Hegemony in gender relations is a process, a historical relationship, and not a fixed pattern (still less a type of personality). The Western impact on the colonial world ruptured gender orders and initiated an endlessly complex struggle for new relationships. I have just been reading a biography of Mahatma Gandhi and one of the most interesting parts was his long path from a wholly patriarchal model of Hindu marriage towards a belief in gender equality, though with a very different inflection from Western feminism--for instance, Gandhi tried to get men to take up spinning as part of the anticolonial renovation.

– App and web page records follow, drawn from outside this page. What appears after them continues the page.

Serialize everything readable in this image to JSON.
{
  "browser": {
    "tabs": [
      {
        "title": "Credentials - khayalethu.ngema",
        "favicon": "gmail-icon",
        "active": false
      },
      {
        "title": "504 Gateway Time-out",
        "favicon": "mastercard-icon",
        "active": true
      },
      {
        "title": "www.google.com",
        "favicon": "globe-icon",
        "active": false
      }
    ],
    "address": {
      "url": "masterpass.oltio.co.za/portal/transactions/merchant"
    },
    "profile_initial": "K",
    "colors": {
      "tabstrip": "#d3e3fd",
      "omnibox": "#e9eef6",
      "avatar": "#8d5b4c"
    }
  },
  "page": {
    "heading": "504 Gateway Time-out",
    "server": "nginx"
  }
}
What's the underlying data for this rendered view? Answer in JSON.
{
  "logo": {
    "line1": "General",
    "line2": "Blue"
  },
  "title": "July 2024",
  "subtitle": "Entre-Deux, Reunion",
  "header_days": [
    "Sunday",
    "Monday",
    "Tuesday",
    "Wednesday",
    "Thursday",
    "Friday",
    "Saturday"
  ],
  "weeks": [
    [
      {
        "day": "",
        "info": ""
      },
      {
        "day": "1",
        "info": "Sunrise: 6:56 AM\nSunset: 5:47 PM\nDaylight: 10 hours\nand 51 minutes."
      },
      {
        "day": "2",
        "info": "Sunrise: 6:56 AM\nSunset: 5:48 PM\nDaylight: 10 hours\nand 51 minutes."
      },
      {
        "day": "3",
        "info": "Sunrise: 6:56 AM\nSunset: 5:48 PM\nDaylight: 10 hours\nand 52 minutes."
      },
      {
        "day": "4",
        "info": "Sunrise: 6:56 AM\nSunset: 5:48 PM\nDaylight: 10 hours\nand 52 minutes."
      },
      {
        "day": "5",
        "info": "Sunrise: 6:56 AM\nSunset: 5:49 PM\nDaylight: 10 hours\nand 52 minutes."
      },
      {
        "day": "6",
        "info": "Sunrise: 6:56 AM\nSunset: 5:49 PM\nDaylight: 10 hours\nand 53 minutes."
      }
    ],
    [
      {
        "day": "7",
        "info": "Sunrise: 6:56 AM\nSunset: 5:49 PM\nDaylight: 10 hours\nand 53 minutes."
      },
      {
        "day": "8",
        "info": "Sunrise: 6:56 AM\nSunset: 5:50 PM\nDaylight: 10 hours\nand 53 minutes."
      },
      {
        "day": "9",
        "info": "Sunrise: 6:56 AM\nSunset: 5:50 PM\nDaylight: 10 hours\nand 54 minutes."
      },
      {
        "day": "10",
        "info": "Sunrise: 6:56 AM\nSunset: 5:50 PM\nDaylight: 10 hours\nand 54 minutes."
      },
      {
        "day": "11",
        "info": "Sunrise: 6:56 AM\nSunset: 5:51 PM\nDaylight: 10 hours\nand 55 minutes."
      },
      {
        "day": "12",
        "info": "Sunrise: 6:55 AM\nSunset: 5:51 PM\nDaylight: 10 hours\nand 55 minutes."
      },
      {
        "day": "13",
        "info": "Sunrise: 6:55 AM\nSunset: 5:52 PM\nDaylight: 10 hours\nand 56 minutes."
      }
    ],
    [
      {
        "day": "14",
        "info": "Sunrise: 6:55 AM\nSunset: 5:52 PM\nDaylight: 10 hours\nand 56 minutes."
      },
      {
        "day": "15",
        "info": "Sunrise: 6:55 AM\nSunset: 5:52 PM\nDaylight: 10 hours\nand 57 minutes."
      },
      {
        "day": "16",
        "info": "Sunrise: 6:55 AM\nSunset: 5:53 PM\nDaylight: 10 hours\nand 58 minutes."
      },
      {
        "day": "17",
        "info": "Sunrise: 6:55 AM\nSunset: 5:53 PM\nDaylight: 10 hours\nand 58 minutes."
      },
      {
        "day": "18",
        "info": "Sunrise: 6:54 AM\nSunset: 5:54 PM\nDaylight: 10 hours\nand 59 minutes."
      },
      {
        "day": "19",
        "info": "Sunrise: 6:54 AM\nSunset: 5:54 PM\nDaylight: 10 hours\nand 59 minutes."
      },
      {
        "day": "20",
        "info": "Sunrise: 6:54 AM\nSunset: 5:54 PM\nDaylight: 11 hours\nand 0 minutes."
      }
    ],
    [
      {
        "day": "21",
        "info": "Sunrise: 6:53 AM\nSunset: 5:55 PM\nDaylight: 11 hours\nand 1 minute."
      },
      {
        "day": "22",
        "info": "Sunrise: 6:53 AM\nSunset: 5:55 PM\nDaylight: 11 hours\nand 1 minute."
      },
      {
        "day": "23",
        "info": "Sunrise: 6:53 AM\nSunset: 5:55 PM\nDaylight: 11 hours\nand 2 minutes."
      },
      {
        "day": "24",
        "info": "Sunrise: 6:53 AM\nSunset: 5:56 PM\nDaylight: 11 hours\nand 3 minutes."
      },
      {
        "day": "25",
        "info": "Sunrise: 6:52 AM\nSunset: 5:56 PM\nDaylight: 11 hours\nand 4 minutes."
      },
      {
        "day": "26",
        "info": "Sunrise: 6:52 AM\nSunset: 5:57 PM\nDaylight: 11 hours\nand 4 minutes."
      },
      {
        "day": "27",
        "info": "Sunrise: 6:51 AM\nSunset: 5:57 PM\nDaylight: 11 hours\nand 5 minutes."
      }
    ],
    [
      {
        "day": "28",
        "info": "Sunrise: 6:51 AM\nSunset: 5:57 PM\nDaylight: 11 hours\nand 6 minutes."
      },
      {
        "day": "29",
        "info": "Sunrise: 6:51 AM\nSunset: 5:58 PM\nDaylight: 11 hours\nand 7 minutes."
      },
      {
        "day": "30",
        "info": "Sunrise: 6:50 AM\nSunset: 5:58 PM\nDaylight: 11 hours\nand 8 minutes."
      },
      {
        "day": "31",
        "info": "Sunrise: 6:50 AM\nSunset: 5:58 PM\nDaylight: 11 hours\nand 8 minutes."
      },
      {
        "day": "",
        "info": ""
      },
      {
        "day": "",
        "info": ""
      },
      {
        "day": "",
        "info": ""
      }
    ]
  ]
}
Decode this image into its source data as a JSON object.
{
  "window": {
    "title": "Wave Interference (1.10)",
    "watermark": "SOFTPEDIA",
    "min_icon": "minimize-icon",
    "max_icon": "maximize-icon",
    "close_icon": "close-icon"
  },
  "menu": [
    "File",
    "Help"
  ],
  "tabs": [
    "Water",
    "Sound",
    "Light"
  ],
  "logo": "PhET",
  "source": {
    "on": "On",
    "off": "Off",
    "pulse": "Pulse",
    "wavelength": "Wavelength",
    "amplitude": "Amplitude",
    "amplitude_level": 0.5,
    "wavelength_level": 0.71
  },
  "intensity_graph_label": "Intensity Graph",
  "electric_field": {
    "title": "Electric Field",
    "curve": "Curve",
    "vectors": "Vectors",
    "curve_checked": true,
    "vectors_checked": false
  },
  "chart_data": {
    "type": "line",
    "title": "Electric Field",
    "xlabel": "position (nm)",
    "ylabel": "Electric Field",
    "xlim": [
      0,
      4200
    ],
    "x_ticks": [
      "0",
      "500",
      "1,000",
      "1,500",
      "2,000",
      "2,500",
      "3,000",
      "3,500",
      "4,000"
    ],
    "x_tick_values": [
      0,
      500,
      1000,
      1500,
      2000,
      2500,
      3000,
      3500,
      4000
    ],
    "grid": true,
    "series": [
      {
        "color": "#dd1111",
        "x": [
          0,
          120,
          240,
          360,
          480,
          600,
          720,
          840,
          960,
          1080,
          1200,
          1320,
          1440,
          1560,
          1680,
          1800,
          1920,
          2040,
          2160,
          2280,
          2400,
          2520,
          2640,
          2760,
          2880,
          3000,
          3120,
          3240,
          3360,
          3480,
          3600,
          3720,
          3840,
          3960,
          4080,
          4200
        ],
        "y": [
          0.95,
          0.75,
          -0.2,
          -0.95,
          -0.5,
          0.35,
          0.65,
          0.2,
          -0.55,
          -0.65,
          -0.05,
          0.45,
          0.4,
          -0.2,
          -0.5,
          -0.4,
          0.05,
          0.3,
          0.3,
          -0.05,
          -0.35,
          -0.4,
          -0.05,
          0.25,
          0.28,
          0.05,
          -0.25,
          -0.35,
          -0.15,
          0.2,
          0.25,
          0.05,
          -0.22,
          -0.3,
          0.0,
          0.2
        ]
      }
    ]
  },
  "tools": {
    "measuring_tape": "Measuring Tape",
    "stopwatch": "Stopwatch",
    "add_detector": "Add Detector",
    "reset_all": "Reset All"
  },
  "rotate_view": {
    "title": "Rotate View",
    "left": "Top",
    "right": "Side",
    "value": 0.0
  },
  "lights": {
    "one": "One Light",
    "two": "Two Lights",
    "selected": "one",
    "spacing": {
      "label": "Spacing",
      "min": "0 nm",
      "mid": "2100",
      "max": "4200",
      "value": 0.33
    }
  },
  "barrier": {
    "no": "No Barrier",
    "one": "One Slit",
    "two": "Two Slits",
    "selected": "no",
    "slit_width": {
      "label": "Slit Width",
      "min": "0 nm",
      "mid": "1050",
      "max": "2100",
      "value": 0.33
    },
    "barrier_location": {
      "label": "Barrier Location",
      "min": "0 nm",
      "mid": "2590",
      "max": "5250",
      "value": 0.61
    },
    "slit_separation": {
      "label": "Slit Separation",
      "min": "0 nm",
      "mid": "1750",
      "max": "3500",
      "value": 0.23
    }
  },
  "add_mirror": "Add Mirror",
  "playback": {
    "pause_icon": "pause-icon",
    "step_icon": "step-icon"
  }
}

Unlike the liberal state, today's multinational companies do not have a massive need for legitimation. They get their way mainly by simple coercion, and the collapse of the Soviet dictatorship has paradoxically cleared the ground for a reassertion of global patriarchy. States may become more woman-friendly; I think the Scandinavian states have gone a good way in that direction. But I have yet to see a woman-friendly money market, and it is global finance (stock exchanges, bond markets, futures markets, currency markets, loan markets, etc.) that is increasingly calling the tune in world affairs.